“At first the roof was a dead, cemented, lifeless place,” explains Azul, “and then within weeks it was alive and literally buzzing.” The first visitors were red-tailed bumblebees, followed quickly by honeybees, solitary bees, butterflies and a mass of ladybirds: volunteers counted 30 different insect species. Thanks to these important pollinators, within five weeks there was produce to sell in the supermarket below. The roof has a particular ecosystem – it is hotter than on the ground, but it is also windier and more exposed. Tomatoes did particularly well, and didn’t suffer from the blight that ‘ground’ gardeners complained of. Also on sale from the roof garden were mixed salad leaves, pak choi, carrots, beans, peas, spinach, radishes and courgettes.

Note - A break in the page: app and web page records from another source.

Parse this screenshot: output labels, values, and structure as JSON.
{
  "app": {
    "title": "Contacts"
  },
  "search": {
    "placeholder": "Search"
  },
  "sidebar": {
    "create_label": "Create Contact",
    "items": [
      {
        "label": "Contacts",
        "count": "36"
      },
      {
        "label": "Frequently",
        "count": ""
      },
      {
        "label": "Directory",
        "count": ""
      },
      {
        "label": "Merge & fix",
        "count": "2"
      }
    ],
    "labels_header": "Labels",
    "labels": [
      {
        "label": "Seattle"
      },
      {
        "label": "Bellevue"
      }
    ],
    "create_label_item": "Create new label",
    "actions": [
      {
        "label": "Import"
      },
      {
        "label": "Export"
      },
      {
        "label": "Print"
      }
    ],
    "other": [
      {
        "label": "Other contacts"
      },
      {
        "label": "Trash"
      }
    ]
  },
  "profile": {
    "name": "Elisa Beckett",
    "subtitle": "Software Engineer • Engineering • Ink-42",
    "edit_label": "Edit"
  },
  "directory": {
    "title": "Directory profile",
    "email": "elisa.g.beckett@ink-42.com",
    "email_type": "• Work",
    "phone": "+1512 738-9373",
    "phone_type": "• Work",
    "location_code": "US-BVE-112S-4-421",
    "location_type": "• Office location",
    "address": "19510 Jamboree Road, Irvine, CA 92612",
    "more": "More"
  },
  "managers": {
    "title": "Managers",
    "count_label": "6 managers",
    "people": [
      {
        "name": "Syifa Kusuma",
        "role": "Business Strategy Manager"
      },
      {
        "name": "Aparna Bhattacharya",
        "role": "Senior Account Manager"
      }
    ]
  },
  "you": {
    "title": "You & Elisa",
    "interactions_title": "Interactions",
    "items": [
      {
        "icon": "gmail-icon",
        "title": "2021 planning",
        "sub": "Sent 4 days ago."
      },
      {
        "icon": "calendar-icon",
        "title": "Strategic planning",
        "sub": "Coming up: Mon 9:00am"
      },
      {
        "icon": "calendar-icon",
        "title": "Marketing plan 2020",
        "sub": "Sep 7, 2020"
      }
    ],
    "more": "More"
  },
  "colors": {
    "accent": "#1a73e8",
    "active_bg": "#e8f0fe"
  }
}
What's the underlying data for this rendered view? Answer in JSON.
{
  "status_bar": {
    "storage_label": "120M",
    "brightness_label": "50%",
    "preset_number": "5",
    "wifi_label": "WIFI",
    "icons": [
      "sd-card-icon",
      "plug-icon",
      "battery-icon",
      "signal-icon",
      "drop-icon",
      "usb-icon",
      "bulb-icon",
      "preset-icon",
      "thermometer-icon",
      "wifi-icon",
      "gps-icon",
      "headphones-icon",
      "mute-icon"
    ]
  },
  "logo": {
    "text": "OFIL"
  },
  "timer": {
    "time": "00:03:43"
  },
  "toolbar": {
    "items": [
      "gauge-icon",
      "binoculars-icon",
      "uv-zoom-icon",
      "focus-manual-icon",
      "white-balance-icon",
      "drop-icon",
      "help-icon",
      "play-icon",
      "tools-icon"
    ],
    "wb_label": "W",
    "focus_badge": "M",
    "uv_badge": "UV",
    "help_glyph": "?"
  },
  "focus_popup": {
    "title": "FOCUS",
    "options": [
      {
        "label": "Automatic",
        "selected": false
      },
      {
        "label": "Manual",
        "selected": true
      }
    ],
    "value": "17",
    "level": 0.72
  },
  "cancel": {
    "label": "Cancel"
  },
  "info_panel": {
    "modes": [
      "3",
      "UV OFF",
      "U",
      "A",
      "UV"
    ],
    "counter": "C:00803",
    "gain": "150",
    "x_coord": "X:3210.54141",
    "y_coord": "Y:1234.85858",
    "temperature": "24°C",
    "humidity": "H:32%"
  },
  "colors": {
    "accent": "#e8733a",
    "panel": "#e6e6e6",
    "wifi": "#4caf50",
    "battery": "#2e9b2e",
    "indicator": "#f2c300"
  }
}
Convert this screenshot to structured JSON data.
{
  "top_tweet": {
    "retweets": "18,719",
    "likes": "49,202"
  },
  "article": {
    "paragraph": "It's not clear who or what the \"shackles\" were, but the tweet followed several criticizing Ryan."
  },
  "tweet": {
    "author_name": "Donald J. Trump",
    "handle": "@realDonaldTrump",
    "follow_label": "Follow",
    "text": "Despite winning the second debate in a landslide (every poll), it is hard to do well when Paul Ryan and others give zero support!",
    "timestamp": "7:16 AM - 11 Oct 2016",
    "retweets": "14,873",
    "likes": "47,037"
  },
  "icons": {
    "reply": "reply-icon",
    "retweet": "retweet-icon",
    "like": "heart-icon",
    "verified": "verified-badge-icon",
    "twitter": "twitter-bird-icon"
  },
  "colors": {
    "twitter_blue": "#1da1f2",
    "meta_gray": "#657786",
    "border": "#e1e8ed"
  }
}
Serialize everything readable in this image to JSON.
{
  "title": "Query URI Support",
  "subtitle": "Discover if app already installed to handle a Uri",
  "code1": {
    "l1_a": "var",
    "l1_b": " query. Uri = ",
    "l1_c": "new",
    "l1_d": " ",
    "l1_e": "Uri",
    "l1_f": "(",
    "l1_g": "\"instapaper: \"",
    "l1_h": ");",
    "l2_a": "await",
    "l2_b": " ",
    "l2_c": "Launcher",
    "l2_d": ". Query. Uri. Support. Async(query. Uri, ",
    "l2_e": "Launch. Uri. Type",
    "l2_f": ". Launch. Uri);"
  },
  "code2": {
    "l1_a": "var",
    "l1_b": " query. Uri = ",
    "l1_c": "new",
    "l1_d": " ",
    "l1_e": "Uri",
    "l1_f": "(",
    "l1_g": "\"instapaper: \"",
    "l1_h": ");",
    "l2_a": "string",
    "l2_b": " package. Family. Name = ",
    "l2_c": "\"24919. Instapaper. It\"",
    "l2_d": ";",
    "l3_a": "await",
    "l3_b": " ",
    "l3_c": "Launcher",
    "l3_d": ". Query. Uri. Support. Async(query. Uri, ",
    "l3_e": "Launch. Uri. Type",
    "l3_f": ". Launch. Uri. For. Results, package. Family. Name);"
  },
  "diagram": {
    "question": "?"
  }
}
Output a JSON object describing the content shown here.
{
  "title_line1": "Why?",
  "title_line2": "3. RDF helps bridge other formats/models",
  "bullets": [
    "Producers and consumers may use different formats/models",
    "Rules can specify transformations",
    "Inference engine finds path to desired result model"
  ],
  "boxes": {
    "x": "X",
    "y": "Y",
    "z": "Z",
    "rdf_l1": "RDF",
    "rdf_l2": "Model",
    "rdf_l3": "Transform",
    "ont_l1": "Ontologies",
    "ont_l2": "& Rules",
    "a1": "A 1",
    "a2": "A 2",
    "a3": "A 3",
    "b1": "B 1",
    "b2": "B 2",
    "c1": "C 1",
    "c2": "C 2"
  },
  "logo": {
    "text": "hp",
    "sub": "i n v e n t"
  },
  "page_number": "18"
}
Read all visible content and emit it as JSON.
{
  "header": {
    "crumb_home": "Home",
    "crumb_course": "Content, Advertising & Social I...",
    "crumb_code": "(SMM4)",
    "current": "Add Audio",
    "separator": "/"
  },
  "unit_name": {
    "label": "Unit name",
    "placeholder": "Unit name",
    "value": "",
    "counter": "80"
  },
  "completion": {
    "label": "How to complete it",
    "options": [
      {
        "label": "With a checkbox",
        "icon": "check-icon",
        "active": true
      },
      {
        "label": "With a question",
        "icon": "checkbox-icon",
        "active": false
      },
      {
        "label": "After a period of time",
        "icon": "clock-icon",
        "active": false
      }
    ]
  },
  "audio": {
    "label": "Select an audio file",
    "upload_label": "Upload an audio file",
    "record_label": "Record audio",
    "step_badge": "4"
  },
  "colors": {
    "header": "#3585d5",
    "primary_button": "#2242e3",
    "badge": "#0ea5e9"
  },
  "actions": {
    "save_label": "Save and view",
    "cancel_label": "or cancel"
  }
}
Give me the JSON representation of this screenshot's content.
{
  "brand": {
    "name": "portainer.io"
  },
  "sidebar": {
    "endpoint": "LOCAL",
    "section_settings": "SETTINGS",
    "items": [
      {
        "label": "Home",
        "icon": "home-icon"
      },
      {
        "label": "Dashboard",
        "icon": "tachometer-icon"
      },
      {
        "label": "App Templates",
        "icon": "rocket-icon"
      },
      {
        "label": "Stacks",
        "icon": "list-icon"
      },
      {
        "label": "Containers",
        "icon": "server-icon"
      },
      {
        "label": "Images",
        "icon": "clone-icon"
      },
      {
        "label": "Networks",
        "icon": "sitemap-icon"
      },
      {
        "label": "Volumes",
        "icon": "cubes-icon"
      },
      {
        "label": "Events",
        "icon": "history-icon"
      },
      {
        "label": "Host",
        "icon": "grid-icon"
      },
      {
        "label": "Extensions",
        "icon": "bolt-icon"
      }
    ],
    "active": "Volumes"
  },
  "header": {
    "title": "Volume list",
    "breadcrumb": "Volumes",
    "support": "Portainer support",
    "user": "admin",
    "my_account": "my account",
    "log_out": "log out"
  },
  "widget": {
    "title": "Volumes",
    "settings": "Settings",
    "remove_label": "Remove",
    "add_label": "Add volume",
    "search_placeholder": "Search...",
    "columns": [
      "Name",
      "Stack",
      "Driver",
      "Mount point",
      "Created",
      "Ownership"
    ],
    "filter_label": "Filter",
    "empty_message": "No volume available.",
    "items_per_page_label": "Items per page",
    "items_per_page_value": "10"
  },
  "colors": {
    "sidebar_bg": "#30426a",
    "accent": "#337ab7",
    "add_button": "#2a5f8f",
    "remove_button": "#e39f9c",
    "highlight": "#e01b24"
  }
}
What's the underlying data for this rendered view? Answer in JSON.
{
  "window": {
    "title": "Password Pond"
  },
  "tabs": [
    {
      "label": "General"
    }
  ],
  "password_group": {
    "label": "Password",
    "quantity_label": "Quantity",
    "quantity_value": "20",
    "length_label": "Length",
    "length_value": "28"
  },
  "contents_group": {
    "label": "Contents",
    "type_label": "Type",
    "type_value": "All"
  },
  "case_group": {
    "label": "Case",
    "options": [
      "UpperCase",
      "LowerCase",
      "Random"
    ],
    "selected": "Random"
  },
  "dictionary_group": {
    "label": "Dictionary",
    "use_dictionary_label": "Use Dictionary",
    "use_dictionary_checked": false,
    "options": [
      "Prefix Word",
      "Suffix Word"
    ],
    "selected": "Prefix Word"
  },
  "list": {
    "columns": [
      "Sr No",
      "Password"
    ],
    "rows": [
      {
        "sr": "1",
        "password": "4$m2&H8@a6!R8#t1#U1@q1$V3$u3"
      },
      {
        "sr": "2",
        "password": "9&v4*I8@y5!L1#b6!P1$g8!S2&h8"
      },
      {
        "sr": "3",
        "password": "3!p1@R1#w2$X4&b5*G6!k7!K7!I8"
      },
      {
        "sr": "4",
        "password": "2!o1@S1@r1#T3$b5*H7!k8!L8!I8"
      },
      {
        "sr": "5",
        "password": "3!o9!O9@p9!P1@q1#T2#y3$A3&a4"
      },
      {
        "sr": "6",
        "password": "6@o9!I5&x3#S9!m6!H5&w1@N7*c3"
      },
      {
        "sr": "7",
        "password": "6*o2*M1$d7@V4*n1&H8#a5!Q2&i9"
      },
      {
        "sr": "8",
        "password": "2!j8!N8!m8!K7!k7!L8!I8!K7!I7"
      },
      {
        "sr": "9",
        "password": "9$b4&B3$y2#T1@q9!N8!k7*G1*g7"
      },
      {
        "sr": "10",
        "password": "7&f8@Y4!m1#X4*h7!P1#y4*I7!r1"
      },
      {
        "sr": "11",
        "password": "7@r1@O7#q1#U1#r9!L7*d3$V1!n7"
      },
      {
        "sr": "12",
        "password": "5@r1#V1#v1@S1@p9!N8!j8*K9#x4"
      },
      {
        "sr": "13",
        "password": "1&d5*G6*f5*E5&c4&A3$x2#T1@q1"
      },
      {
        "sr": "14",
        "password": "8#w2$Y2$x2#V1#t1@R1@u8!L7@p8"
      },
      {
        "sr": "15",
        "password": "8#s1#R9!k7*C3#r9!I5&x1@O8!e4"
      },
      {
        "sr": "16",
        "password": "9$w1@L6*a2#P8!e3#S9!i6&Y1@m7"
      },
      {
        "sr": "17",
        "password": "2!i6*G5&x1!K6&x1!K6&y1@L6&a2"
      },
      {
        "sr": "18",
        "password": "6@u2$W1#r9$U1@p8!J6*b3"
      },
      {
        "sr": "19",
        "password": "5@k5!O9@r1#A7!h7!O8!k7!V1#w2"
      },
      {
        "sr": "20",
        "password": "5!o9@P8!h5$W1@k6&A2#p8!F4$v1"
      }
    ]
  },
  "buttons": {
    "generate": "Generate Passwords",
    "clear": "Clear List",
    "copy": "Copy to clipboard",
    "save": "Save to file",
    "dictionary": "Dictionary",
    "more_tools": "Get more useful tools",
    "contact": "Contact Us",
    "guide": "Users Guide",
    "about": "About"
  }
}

To begin with, the only access to the rooftop garden was through the supermarket and up a wobbly ladder. Later, after a ‘fundraising feast’, enough money was raised to provide a public-access scaffolding tower on the outside of the building. Now schoolchildren and other community groups are able to visit the project and join in with regular workshops. Representatives from Marks & Spencer, The London School of Economics and Southbank Centre are among the curious who’ve come to see this marvellous, productive ecosystem in the sky.
It’s estimated that there are 3 million square metres of flat-roof space suitable for green roofs in London – just think of the possibilities.
For more information: www.foodfromthesky.org.uk